The city of Loviisa was founded in 1745, as a border fortress against Russia. It is named after Lovisa Ulrika, the Swedish Queen consort of Adolf Frederick of Sweden. The old town survived from the great fire in 1855 and is today one of the most vell-preserved wooden towns in Finland.
Narrow sandstone and cobblestone streets and small wooden cottages provide fashionable sights for visitors.
The sea stretches all the way to the town centre. The Laivasilta area is related to the region's sailing history and is characterised by its red salt warehouses, making it a popular area for meetings and events durin summers.
Built around AD 90 to entertain the legionaries stationed at the fort of Caerleon (Isca), the impressive amphitheatre was the Roman equivalent of today’s multiplex cinema. Wooden benches provided seating for up to 6,000 spectators, who would gather to watch bloodthirsty displays featuring gladiatorial combat and exotic wild animals.
Long after the Romans left, the amphitheatre took on a new life in Arthurian legend. Geoffrey of Monmouth, the somewhat imaginative 12th-century scholar, wrote in his History of the Kings of Britain that Arthur was crowned in Caerleon and that the ruined amphitheatre was actually the remains of King Arthur’s Round Table.
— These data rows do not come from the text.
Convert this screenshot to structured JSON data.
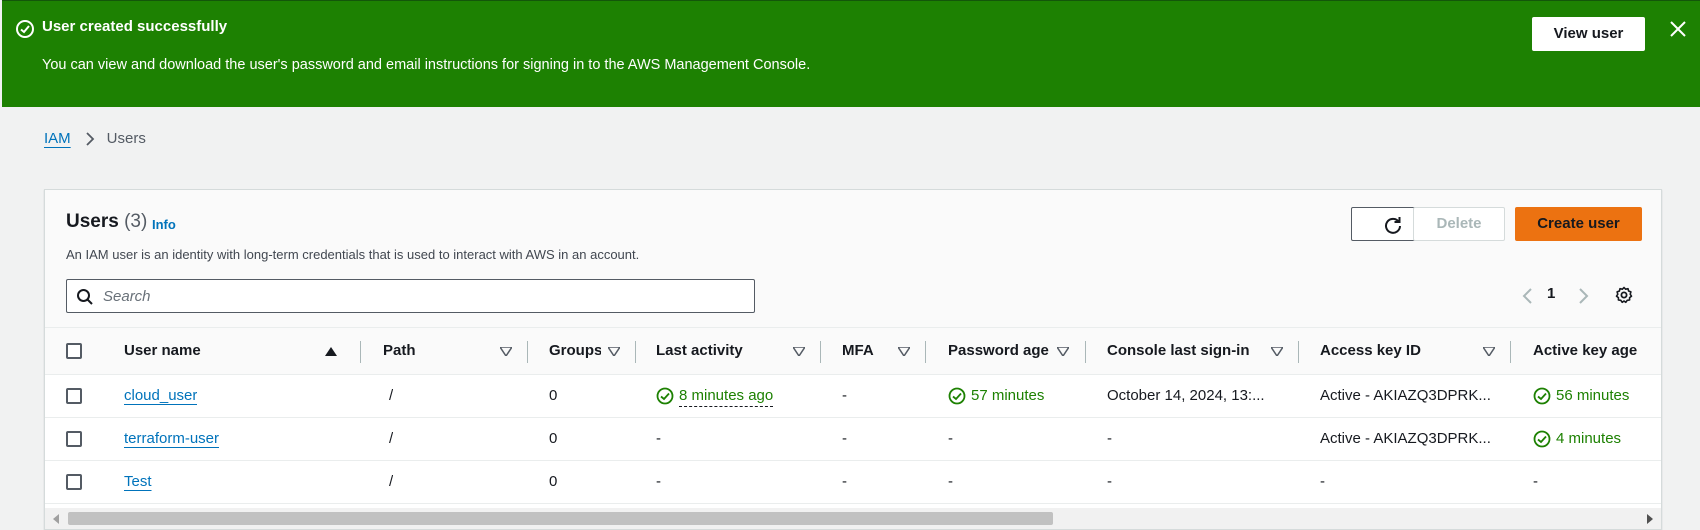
{
  "flash": {
    "title": "User created successfully",
    "message": "You can view and download the user's password and email instructions for signing in to the AWS Management Console.",
    "action_label": "View user",
    "color": "#1d8102"
  },
  "breadcrumb": {
    "root": "IAM",
    "current": "Users"
  },
  "panel": {
    "title": "Users",
    "count": "(3)",
    "info": "Info",
    "description": "An IAM user is an identity with long-term credentials that is used to interact with AWS in an account.",
    "refresh_icon": "refresh-icon",
    "delete_label": "Delete",
    "create_label": "Create user",
    "accent": "#ec7211"
  },
  "search": {
    "placeholder": "Search",
    "value": ""
  },
  "pagination": {
    "page": "1"
  },
  "table": {
    "columns": [
      {
        "label": "User name",
        "sort": "ascending"
      },
      {
        "label": "Path"
      },
      {
        "label": "Groups"
      },
      {
        "label": "Last activity"
      },
      {
        "label": "MFA"
      },
      {
        "label": "Password age"
      },
      {
        "label": "Console last sign-in"
      },
      {
        "label": "Access key ID"
      },
      {
        "label": "Active key age"
      }
    ],
    "rows": [
      {
        "user_name": "cloud_user",
        "path": "/",
        "groups": "0",
        "last_activity": "8 minutes ago",
        "mfa": "-",
        "password_age": "57 minutes",
        "console_last_sign_in": "October 14, 2024, 13:...",
        "access_key_id": "Active - AKIAZQ3DPRK...",
        "active_key_age": "56 minutes"
      },
      {
        "user_name": "terraform-user",
        "path": "/",
        "groups": "0",
        "last_activity": "-",
        "mfa": "-",
        "password_age": "-",
        "console_last_sign_in": "-",
        "access_key_id": "Active - AKIAZQ3DPRK...",
        "active_key_age": "4 minutes"
      },
      {
        "user_name": "Test",
        "path": "/",
        "groups": "0",
        "last_activity": "-",
        "mfa": "-",
        "password_age": "-",
        "console_last_sign_in": "-",
        "access_key_id": "-",
        "active_key_age": "-"
      }
    ]
  }
}
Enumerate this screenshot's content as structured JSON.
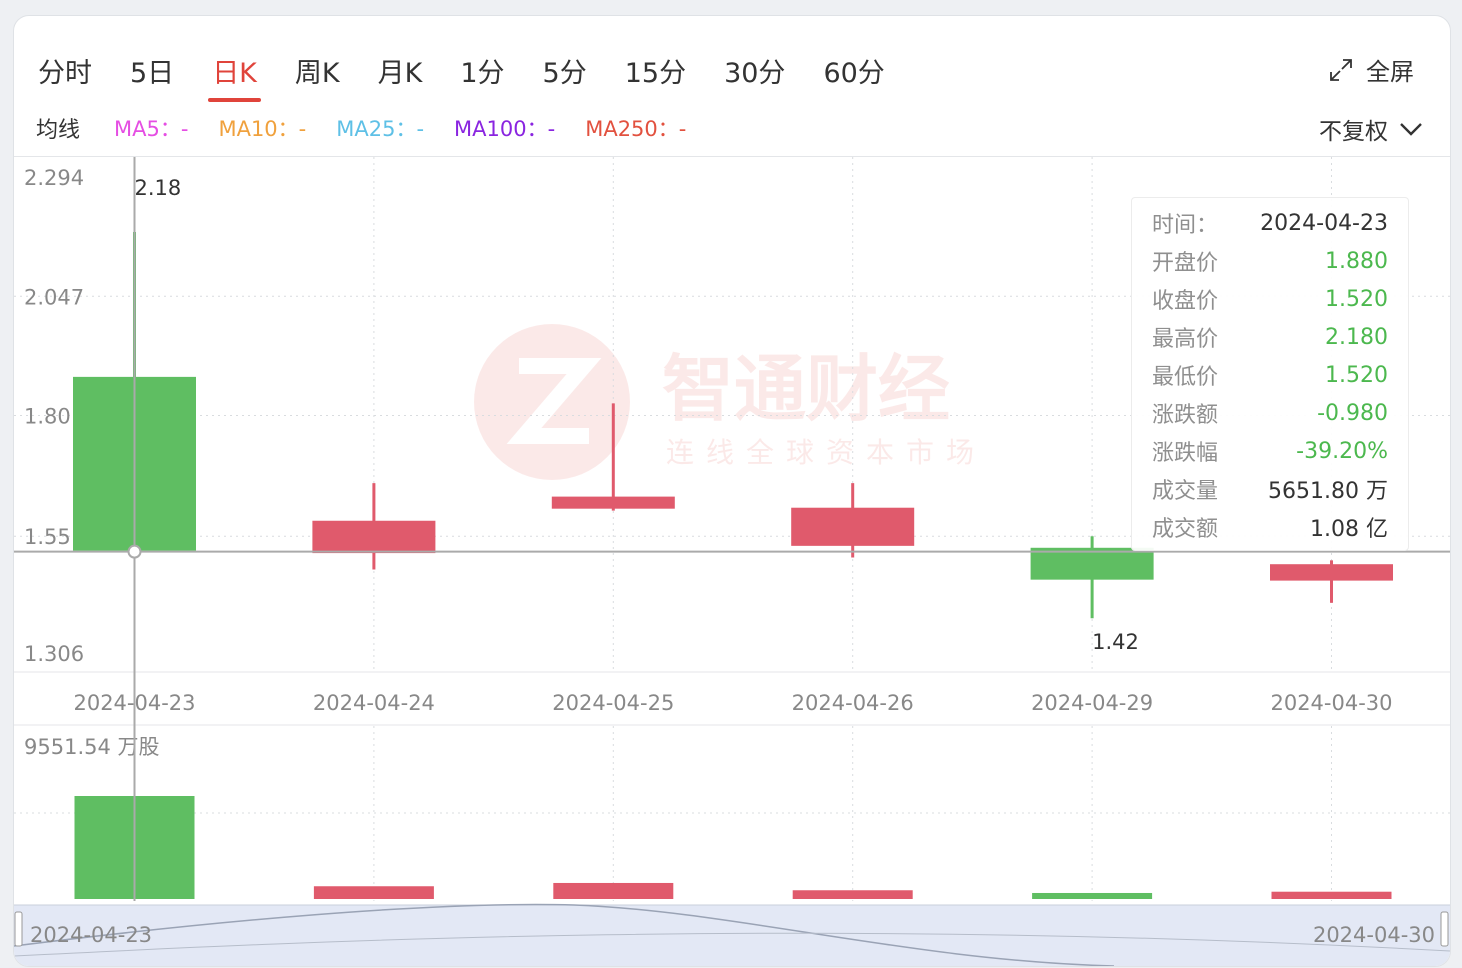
{
  "tabs": [
    {
      "label": "分时",
      "active": false
    },
    {
      "label": "5日",
      "active": false
    },
    {
      "label": "日K",
      "active": true
    },
    {
      "label": "周K",
      "active": false
    },
    {
      "label": "月K",
      "active": false
    },
    {
      "label": "1分",
      "active": false
    },
    {
      "label": "5分",
      "active": false
    },
    {
      "label": "15分",
      "active": false
    },
    {
      "label": "30分",
      "active": false
    },
    {
      "label": "60分",
      "active": false
    }
  ],
  "fullscreen_label": "全屏",
  "ma_label": "均线",
  "ma_items": [
    {
      "text": "MA5：-",
      "color": "#e54ee3"
    },
    {
      "text": "MA10：-",
      "color": "#f0a13d"
    },
    {
      "text": "MA25：-",
      "color": "#5ec0e6"
    },
    {
      "text": "MA100：-",
      "color": "#8a25e0"
    },
    {
      "text": "MA250：-",
      "color": "#e2513f"
    }
  ],
  "adjust_label": "不复权",
  "watermark": {
    "title": "智通财经",
    "subtitle": "连线全球资本市场"
  },
  "tooltip": {
    "rows": [
      {
        "key": "时间：",
        "value": "2024-04-23",
        "tone": "normal"
      },
      {
        "key": "开盘价",
        "value": "1.880",
        "tone": "green"
      },
      {
        "key": "收盘价",
        "value": "1.520",
        "tone": "green"
      },
      {
        "key": "最高价",
        "value": "2.180",
        "tone": "green"
      },
      {
        "key": "最低价",
        "value": "1.520",
        "tone": "green"
      },
      {
        "key": "涨跌额",
        "value": "-0.980",
        "tone": "green"
      },
      {
        "key": "涨跌幅",
        "value": "-39.20%",
        "tone": "green"
      },
      {
        "key": "成交量",
        "value": "5651.80 万",
        "tone": "normal"
      },
      {
        "key": "成交额",
        "value": "1.08 亿",
        "tone": "normal"
      }
    ]
  },
  "chart_data": {
    "type": "candlestick",
    "categories": [
      "2024-04-23",
      "2024-04-24",
      "2024-04-25",
      "2024-04-26",
      "2024-04-29",
      "2024-04-30"
    ],
    "price_ticks": [
      "2.294",
      "2.047",
      "1.80",
      "1.55",
      "1.306"
    ],
    "ylim": [
      1.306,
      2.294
    ],
    "candles": [
      {
        "open": 1.88,
        "close": 1.52,
        "high": 2.18,
        "low": 1.52
      },
      {
        "open": 1.515,
        "close": 1.582,
        "high": 1.66,
        "low": 1.481
      },
      {
        "open": 1.607,
        "close": 1.632,
        "high": 1.825,
        "low": 1.603
      },
      {
        "open": 1.53,
        "close": 1.609,
        "high": 1.66,
        "low": 1.506
      },
      {
        "open": 1.526,
        "close": 1.46,
        "high": 1.55,
        "low": 1.38
      },
      {
        "open": 1.458,
        "close": 1.492,
        "high": 1.5,
        "low": 1.412
      }
    ],
    "high_label": "2.18",
    "low_label": "1.42",
    "crosshair_price": 1.518,
    "up_color": "#e05a6c",
    "down_color": "#5fbe62",
    "volume_label": "9551.54 万股",
    "volume_max": 9551.54,
    "volumes": [
      5651.8,
      700,
      880,
      480,
      330,
      400
    ],
    "navigator": {
      "start": "2024-04-23",
      "end": "2024-04-30"
    }
  }
}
Today it is the most complete Roman amphitheatre in Britain.